- [WORK ITEM] Go through the records below and copy out every line that contains the word "eropuit".

- [SOURCE INFORMATION]
————————

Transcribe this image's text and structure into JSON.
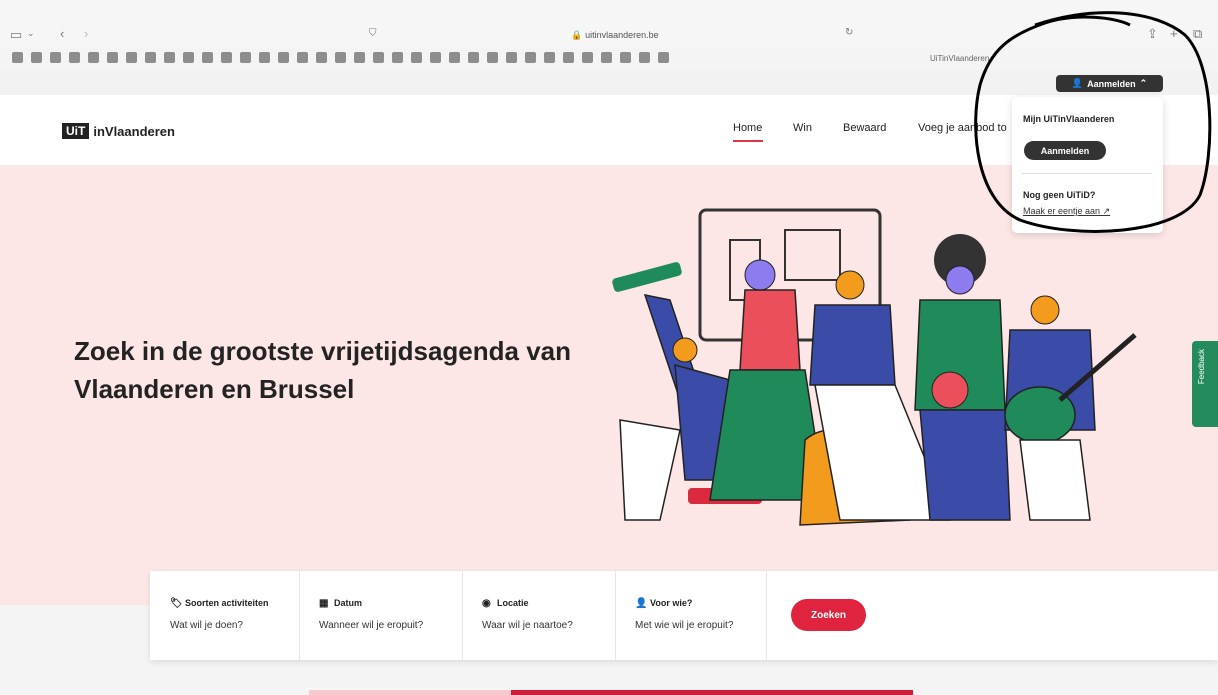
{
  "browser": {
    "url": "🔒 uitinvlaanderen.be",
    "tab_title": "UiTinVlaanderen"
  },
  "colors": {
    "accent": "#e0243f",
    "hero_bg": "#fde7e6",
    "feedback": "#238b5c",
    "dark": "#333333"
  },
  "header": {
    "logo_uit": "UiT",
    "logo_rest": "inVlaanderen",
    "nav": [
      "Home",
      "Win",
      "Bewaard",
      "Voeg je aanbod to"
    ]
  },
  "account": {
    "login_label": "Aanmelden",
    "dropdown_title": "Mijn UiTinVlaanderen",
    "dropdown_login": "Aanmelden",
    "no_account": "Nog geen UiTiD?",
    "create_link": "Maak er eentje aan"
  },
  "hero": {
    "title": "Zoek in de grootste vrijetijdsagenda van Vlaanderen en Brussel"
  },
  "search": {
    "fields": [
      {
        "icon": "tag-icon",
        "label": "Soorten activiteiten",
        "value": "Wat wil je doen?"
      },
      {
        "icon": "calendar-icon",
        "label": "Datum",
        "value": "Wanneer wil je eropuit?"
      },
      {
        "icon": "location-icon",
        "label": "Locatie",
        "value": "Waar wil je naartoe?"
      },
      {
        "icon": "user-icon",
        "label": "Voor wie?",
        "value": "Met wie wil je eropuit?"
      }
    ],
    "submit": "Zoeken"
  },
  "feedback": {
    "label": "Feedback"
  }
}
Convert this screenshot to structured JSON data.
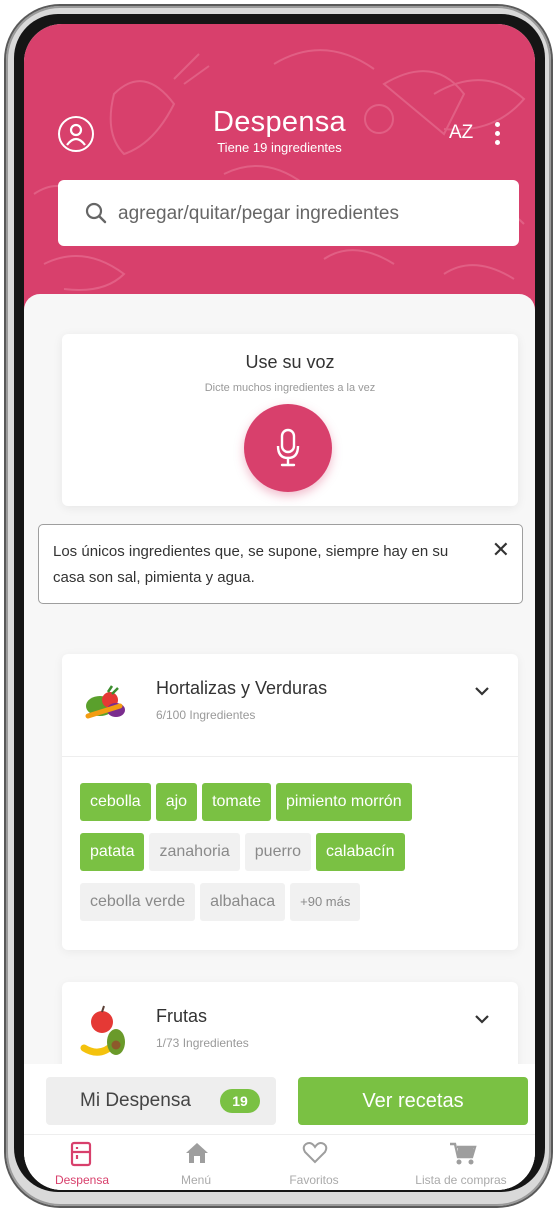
{
  "header": {
    "title": "Despensa",
    "subtitle": "Tiene 19 ingredientes",
    "sort_label": "AZ",
    "accent_color": "#d8406c"
  },
  "search": {
    "placeholder": "agregar/quitar/pegar ingredientes",
    "icon": "search-icon"
  },
  "voice": {
    "title": "Use su voz",
    "subtitle": "Dicte muchos ingredientes a la vez",
    "icon": "microphone-icon"
  },
  "notice": {
    "text": "Los únicos ingredientes que, se supone, siempre hay en su casa son sal, pimienta y agua.",
    "close": "✕"
  },
  "categories": [
    {
      "name": "Hortalizas y Verduras",
      "count": "6/100 Ingredientes",
      "icon": "vegetables-icon",
      "tags": [
        {
          "label": "cebolla",
          "selected": true
        },
        {
          "label": "ajo",
          "selected": true
        },
        {
          "label": "tomate",
          "selected": true
        },
        {
          "label": "pimiento morrón",
          "selected": true
        },
        {
          "label": "patata",
          "selected": true
        },
        {
          "label": "zanahoria",
          "selected": false
        },
        {
          "label": "puerro",
          "selected": false
        },
        {
          "label": "calabacín",
          "selected": true
        },
        {
          "label": "cebolla verde",
          "selected": false
        },
        {
          "label": "albahaca",
          "selected": false
        }
      ],
      "more": "+90 más"
    },
    {
      "name": "Frutas",
      "count": "1/73 Ingredientes",
      "icon": "fruits-icon"
    }
  ],
  "actions": {
    "pantry_label": "Mi Despensa",
    "pantry_badge": "19",
    "recipes_label": "Ver recetas",
    "selected_color": "#7ac143"
  },
  "tabs": [
    {
      "label": "Despensa",
      "icon": "pantry-icon",
      "active": true
    },
    {
      "label": "Menú",
      "icon": "home-icon",
      "active": false
    },
    {
      "label": "Favoritos",
      "icon": "heart-icon",
      "active": false
    },
    {
      "label": "Lista de compras",
      "icon": "cart-icon",
      "active": false
    }
  ]
}
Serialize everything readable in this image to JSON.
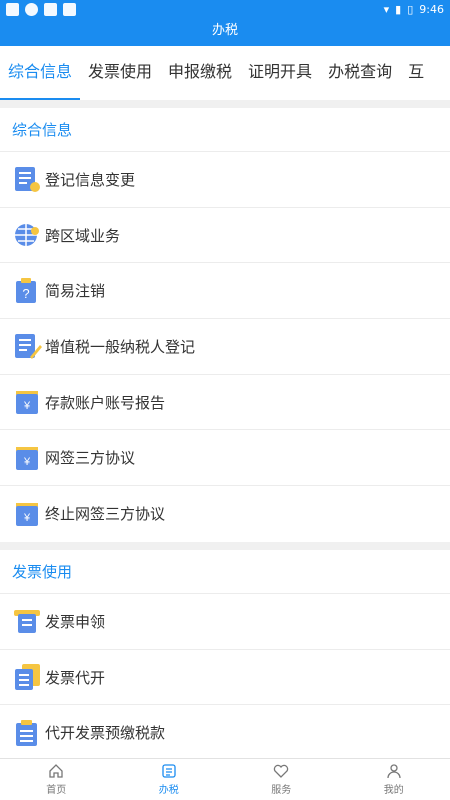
{
  "status": {
    "time": "9:46"
  },
  "title": "办税",
  "tabs": [
    {
      "label": "综合信息"
    },
    {
      "label": "发票使用"
    },
    {
      "label": "申报缴税"
    },
    {
      "label": "证明开具"
    },
    {
      "label": "办税查询"
    },
    {
      "label": "互"
    }
  ],
  "sections": [
    {
      "title": "综合信息",
      "items": [
        {
          "label": "登记信息变更",
          "icon": "doc-edit-icon"
        },
        {
          "label": "跨区域业务",
          "icon": "globe-icon"
        },
        {
          "label": "简易注销",
          "icon": "clipboard-question-icon"
        },
        {
          "label": "增值税一般纳税人登记",
          "icon": "doc-pen-icon"
        },
        {
          "label": "存款账户账号报告",
          "icon": "yen-doc-icon"
        },
        {
          "label": "网签三方协议",
          "icon": "yen-doc-icon"
        },
        {
          "label": "终止网签三方协议",
          "icon": "yen-doc-icon"
        }
      ]
    },
    {
      "title": "发票使用",
      "items": [
        {
          "label": "发票申领",
          "icon": "invoice-apply-icon"
        },
        {
          "label": "发票代开",
          "icon": "invoice-issue-icon"
        },
        {
          "label": "代开发票预缴税款",
          "icon": "clipboard-icon"
        }
      ]
    }
  ],
  "nav": [
    {
      "label": "首页",
      "icon": "home-icon"
    },
    {
      "label": "办税",
      "icon": "list-icon"
    },
    {
      "label": "服务",
      "icon": "heart-icon"
    },
    {
      "label": "我的",
      "icon": "user-icon"
    }
  ],
  "colors": {
    "primary": "#1a8cf0",
    "accent": "#f5c542"
  }
}
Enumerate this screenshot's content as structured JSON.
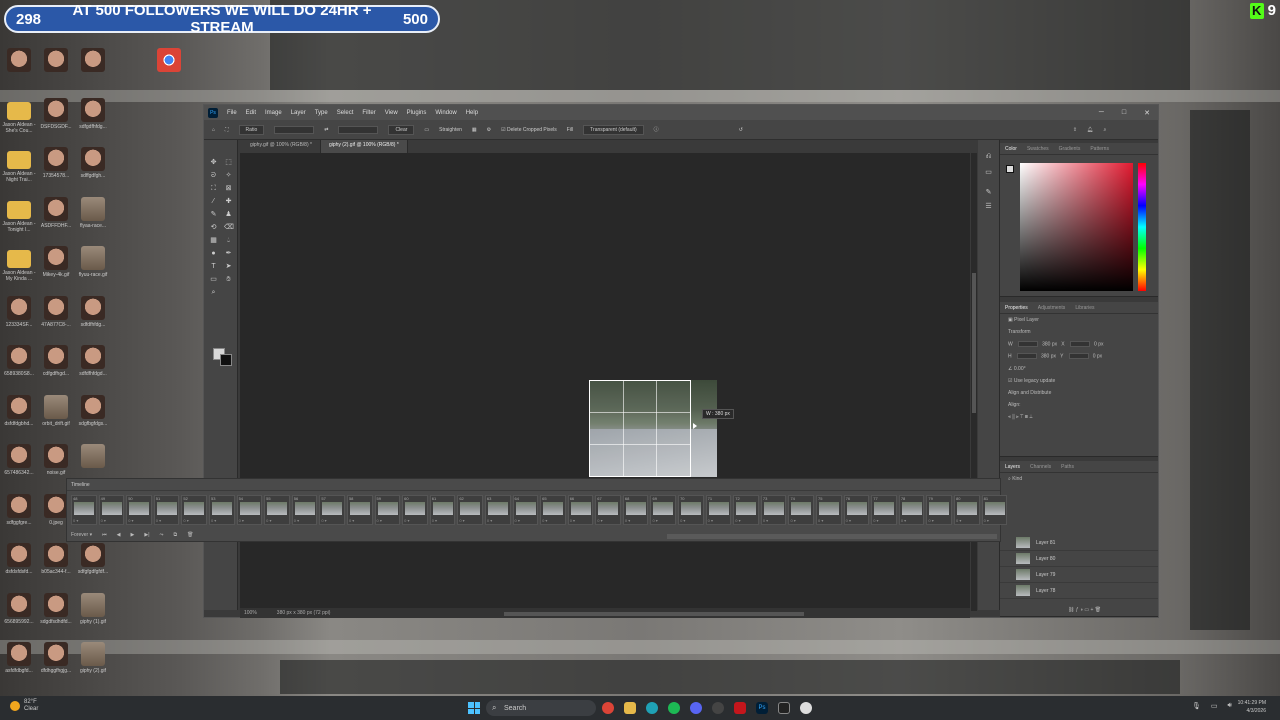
{
  "stream_banner": {
    "left_count": "298",
    "message": "AT 500 FOLLOWERS WE WILL DO 24HR + STREAM",
    "goal": "500"
  },
  "kick_badge": {
    "letter": "K",
    "viewers": "9"
  },
  "desktop_icons": [
    {
      "label": "",
      "kind": "face"
    },
    {
      "label": "",
      "kind": "face"
    },
    {
      "label": "",
      "kind": "face"
    },
    {
      "label": "",
      "kind": "chrome"
    },
    {
      "label": "Jason Aldean - She's Cou...",
      "kind": "folder"
    },
    {
      "label": "DSFDSGDF...",
      "kind": "face"
    },
    {
      "label": "sdfgdfhfdg...",
      "kind": "face"
    },
    {
      "label": "Jason Aldean - Night Trai...",
      "kind": "folder"
    },
    {
      "label": "17354578...",
      "kind": "face"
    },
    {
      "label": "sdffgdfgh...",
      "kind": "face"
    },
    {
      "label": "Jason Aldean - Tonight I...",
      "kind": "folder"
    },
    {
      "label": "ASDFFDHF...",
      "kind": "face"
    },
    {
      "label": "flyaa-race...",
      "kind": "gif"
    },
    {
      "label": "Jason Aldean - My Kinda ...",
      "kind": "folder"
    },
    {
      "label": "Mikey-4k.gif",
      "kind": "face"
    },
    {
      "label": "flyuu-race.gif",
      "kind": "gif"
    },
    {
      "label": "123334SF...",
      "kind": "face"
    },
    {
      "label": "47A877C8-...",
      "kind": "face"
    },
    {
      "label": "sdfdfhfdg...",
      "kind": "face"
    },
    {
      "label": "6589380S8...",
      "kind": "face"
    },
    {
      "label": "cdfgdfhgd...",
      "kind": "face"
    },
    {
      "label": "sdfdfhfdgd...",
      "kind": "face"
    },
    {
      "label": "dsfdfdgbhd...",
      "kind": "face"
    },
    {
      "label": "orbit_drift.gif",
      "kind": "gif"
    },
    {
      "label": "sdgfbgfdgs...",
      "kind": "face"
    },
    {
      "label": "657486342...",
      "kind": "face"
    },
    {
      "label": "noise.gif",
      "kind": "face"
    },
    {
      "label": "",
      "kind": "gif"
    },
    {
      "label": "sdfggfgre...",
      "kind": "face"
    },
    {
      "label": "0.jpeg",
      "kind": "face"
    },
    {
      "label": "",
      "kind": "gif"
    },
    {
      "label": "dsfdsfdsfd...",
      "kind": "face"
    },
    {
      "label": "b05ac344-f...",
      "kind": "face"
    },
    {
      "label": "sdfgfgdfgfdf...",
      "kind": "face"
    },
    {
      "label": "656895992...",
      "kind": "face"
    },
    {
      "label": "sdgdfsdhdfd...",
      "kind": "face"
    },
    {
      "label": "giphy (1).gif",
      "kind": "gif"
    },
    {
      "label": "asfdfdbgfd...",
      "kind": "face"
    },
    {
      "label": "dfdhggfhgjg...",
      "kind": "face"
    },
    {
      "label": "giphy (2).gif",
      "kind": "gif"
    }
  ],
  "photoshop": {
    "menu": [
      "File",
      "Edit",
      "Image",
      "Layer",
      "Type",
      "Select",
      "Filter",
      "View",
      "Plugins",
      "Window",
      "Help"
    ],
    "options": {
      "ratio": "Ratio",
      "clear": "Clear",
      "straighten": "Straighten",
      "delete_cropped": "Delete Cropped Pixels",
      "fill": "Fill",
      "fill_value": "Transparent (default)"
    },
    "tabs": [
      "giphy.gif @ 100% (RGB/8) *",
      "giphy (2).gif @ 100% (RGB/8) *"
    ],
    "crop_tooltip": "W : 380 px",
    "status": {
      "zoom": "100%",
      "doc": "380 px x 380 px (72 ppi)"
    },
    "color_tabs": [
      "Color",
      "Swatches",
      "Gradients",
      "Patterns"
    ],
    "props_tabs": [
      "Properties",
      "Adjustments",
      "Libraries"
    ],
    "props": {
      "kind": "Pixel Layer",
      "transform": "Transform",
      "w": "380 px",
      "h": "380 px",
      "x": "0 px",
      "y": "0 px",
      "angle": "0.00°",
      "use_legacy": "Use legacy update",
      "align": "Align and Distribute",
      "align_sub": "Align:"
    },
    "layers_tabs": [
      "Layers",
      "Channels",
      "Paths"
    ],
    "layers_kind": "Kind",
    "layers": [
      "Layer 81",
      "Layer 80",
      "Layer 79",
      "Layer 78"
    ],
    "timeline_title": "Timeline",
    "timeline_start": 48,
    "frame_delay": "0 ▾",
    "loop": "Forever ▾"
  },
  "taskbar": {
    "temp": "82°F",
    "weather": "Clear",
    "search": "Search",
    "time": "10:41:29 PM",
    "date": "4/3/2026"
  }
}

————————

- [EXERCISE SOLUTION]
        "value": "Wanneer wil je eropuit?"
        "value": "Met wie wil je eropuit?"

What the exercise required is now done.